* _Task to carry out_: Across the data below, how many lines have the word "logo" in them? Give the number and nothing else.

★ ★ ★

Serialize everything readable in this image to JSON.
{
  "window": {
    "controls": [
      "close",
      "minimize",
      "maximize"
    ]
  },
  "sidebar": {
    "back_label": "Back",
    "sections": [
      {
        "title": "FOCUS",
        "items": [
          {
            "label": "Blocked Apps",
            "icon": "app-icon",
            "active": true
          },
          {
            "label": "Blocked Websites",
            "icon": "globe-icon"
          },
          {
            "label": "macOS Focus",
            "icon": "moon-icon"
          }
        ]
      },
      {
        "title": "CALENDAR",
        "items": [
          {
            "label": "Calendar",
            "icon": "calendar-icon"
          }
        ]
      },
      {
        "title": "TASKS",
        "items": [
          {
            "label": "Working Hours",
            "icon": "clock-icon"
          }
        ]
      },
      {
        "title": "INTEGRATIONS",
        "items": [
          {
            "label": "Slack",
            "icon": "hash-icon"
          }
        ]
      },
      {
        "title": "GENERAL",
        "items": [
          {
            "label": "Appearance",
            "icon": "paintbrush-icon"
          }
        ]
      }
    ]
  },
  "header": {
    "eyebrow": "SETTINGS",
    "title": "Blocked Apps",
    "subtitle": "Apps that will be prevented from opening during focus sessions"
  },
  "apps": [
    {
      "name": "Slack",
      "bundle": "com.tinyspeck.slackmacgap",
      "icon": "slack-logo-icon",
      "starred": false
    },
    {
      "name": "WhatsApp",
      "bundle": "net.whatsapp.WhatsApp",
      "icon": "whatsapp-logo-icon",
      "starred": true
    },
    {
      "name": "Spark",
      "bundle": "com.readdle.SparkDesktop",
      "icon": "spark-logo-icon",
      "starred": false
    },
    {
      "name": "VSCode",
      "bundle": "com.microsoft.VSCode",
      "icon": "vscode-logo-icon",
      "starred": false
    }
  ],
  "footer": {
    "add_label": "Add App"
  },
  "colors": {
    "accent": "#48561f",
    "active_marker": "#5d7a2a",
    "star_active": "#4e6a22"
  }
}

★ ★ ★

* _Answer_: 4